My “anniversary” intro
It’s been five years (this monday) since Google added the ability to simply chat inside Gmail and to store your chat history, just like your regular e-mail discussions. This poster is a celebration of that, plus a big high-five to my “chat pal” (who hopefully received my package on time), plus a technical and aesthetical look at what we wrote during these years.
Let’s make history
Back to the chat history thing… I remember being pretty happy when Google announced it, mainly because I knew I’d use it for later reference, archiving links and thoughts had become much easier.
Here’s a copy of the announcement they made:
Chat with your friends from right inside Gmail. There’s no need to load a separate program or look up new addresses. It’s just one click to chat with the people you already email, as well as anyone on the Google Talk network. And now you can even save and search for chats in your Gmail account.
So it’s been five years. And I’ve chatted quite a lot; mainly with one guy, my buddy Renaud. We chatted around 2,800 different discussions so I thought there might be some interesting data to dig in these archives… So I dug.

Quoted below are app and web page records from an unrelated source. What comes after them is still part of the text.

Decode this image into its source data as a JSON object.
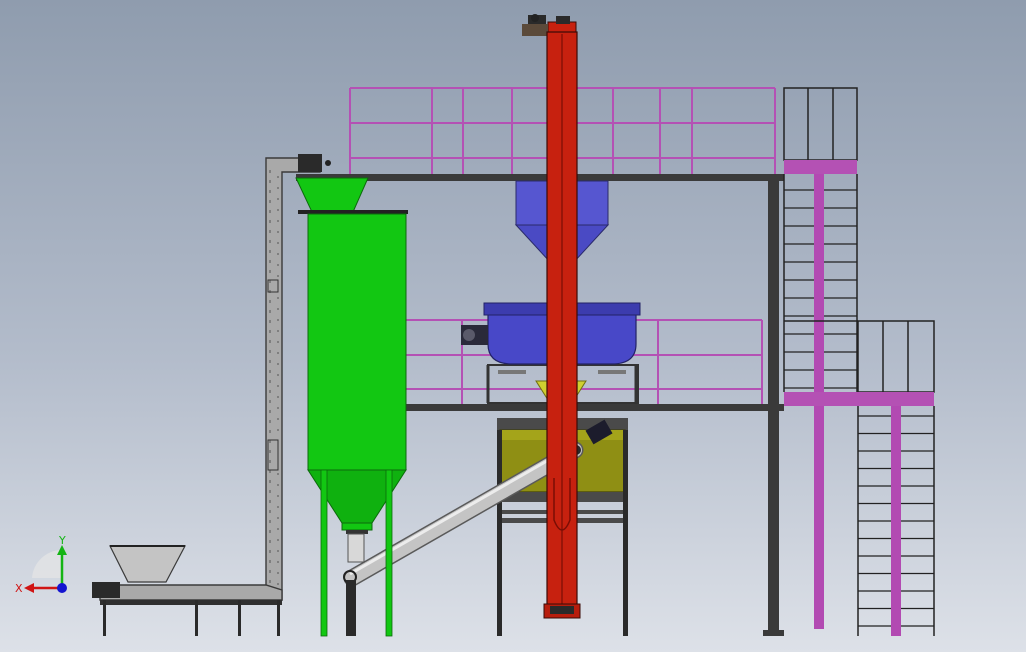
{
  "triad": {
    "x_label": "X",
    "y_label": "Y"
  },
  "colors": {
    "bucket_elevator": "#c7210f",
    "silo": "#12c712",
    "mixer": "#4848c8",
    "hopper_blue": "#5656d0",
    "platform_rails": "#b451b4",
    "stair_stringer": "#b24ab2",
    "packing_machine": "#8f8f14",
    "screw_conveyor": "#c4c4c4",
    "frame_steel": "#3a3a3a",
    "axis_x": "#d01414",
    "axis_y": "#14b414",
    "axis_z": "#1414d0"
  }
}
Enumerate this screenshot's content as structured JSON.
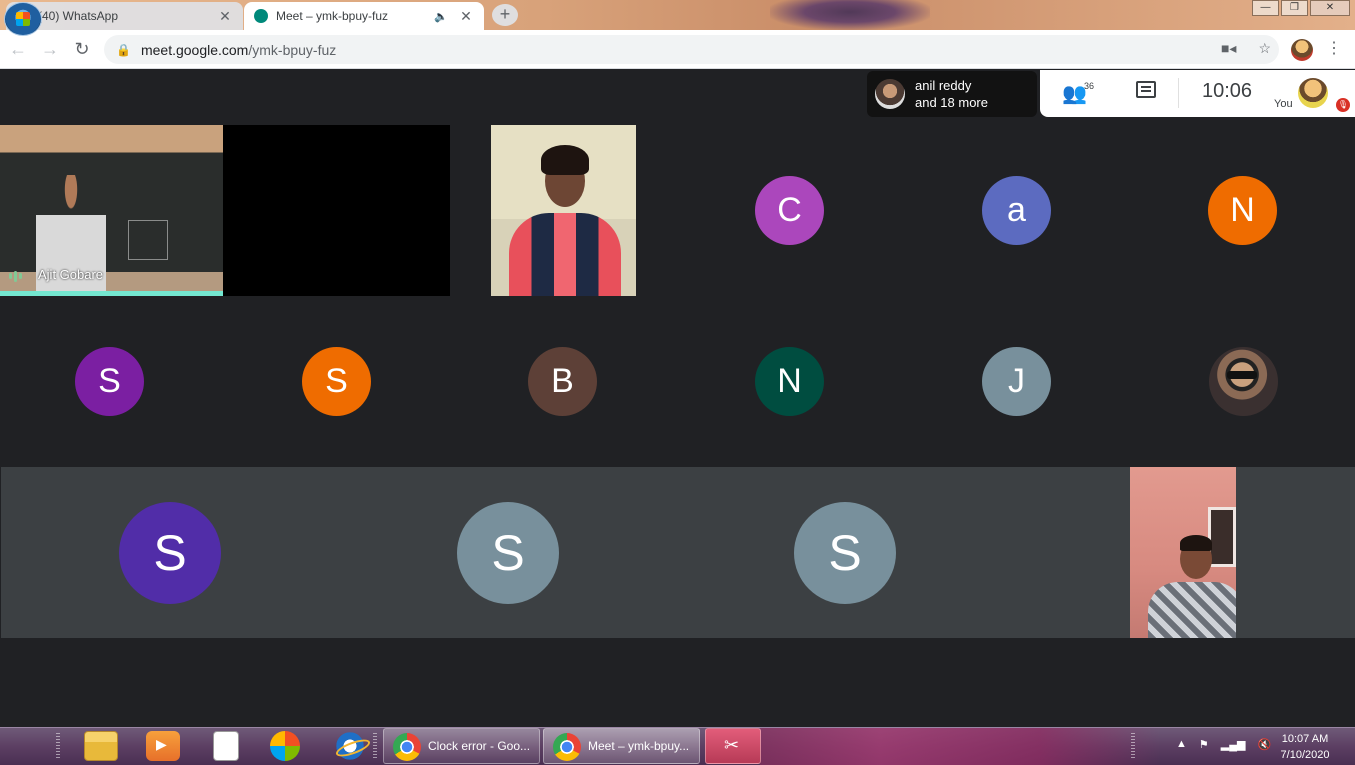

But digging thousands of discussions is not an easy task, so I had to take a look on the tech side of things.
Join the tech side of the force

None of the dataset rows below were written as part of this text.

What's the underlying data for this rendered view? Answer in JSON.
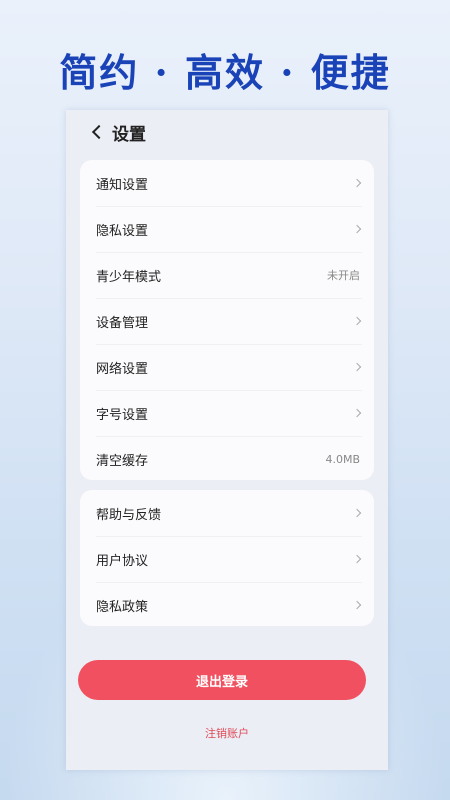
{
  "headline": "简约 · 高效 · 便捷",
  "nav": {
    "title": "设置"
  },
  "settings_group_1": [
    {
      "label": "通知设置",
      "value": ""
    },
    {
      "label": "隐私设置",
      "value": ""
    },
    {
      "label": "青少年模式",
      "value": "未开启"
    },
    {
      "label": "设备管理",
      "value": ""
    },
    {
      "label": "网络设置",
      "value": ""
    },
    {
      "label": "字号设置",
      "value": ""
    },
    {
      "label": "清空缓存",
      "value": "4.0MB"
    }
  ],
  "settings_group_2": [
    {
      "label": "帮助与反馈",
      "value": ""
    },
    {
      "label": "用户协议",
      "value": ""
    },
    {
      "label": "隐私政策",
      "value": ""
    }
  ],
  "logout_label": "退出登录",
  "cancel_account_label": "注销账户",
  "colors": {
    "headline": "#1a43b8",
    "logout_button": "#f0505f",
    "cancel_text": "#e04a58"
  }
}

Before digging, I had to retrieve all the discussions we had, in an easy-to-analyse format. I used Gmail’s offline feature: applying a new label to our conversations and locally syncing this label. For some unknown reason it would crash on Google Chrome so I had to use Mozilla Firefox. When syncing was done I got a pretty big file in my “Google Gears for Firefox” directory.
Cool thing is, Google Gears stores data as SQLite databases, so I fired up Lita in order to understand what the structure was like… Things looked a bit messy but I eventually found everything that would interest me; and it was in the “MessagesFT_content” table. Here’s the query I ran:
SELECT c1Body FROM MessagesFT_content WHERE c0Subject LIKE '%Chat%'
Almost cool. The query still returned a bunch of HTML code, our names, and other useless crap. So I fired up Flash Builder, imported the SQLite file and wrote a few AS3 lines, in order to grab the results and filter them with regular expressions. Bang: plain text! Oh, this useless AIR app is OpenSource, by the way.
Now that the data was clean and ready to be analyzed I had to find a cheap or free way to do it. I chose Primitive Word Counter, not because it’s perfect but rather because it’s very simple and could handle the large amount of data I was going to feed it (some other apps simply crashed)…
Running it gave me the most used words and phrases, I only picked the most interesting (at least to me) and launched InDesign.
A celebration poster
I decided to go for an A1 poster, mostly focused on those words and phrases but with a tech twist to it. I kept it all secret, got it printed, and sent it to my pal… Happy fifth Google-talk-history-enabled anniversary to him; and to all of you out there that use it on a daily basis!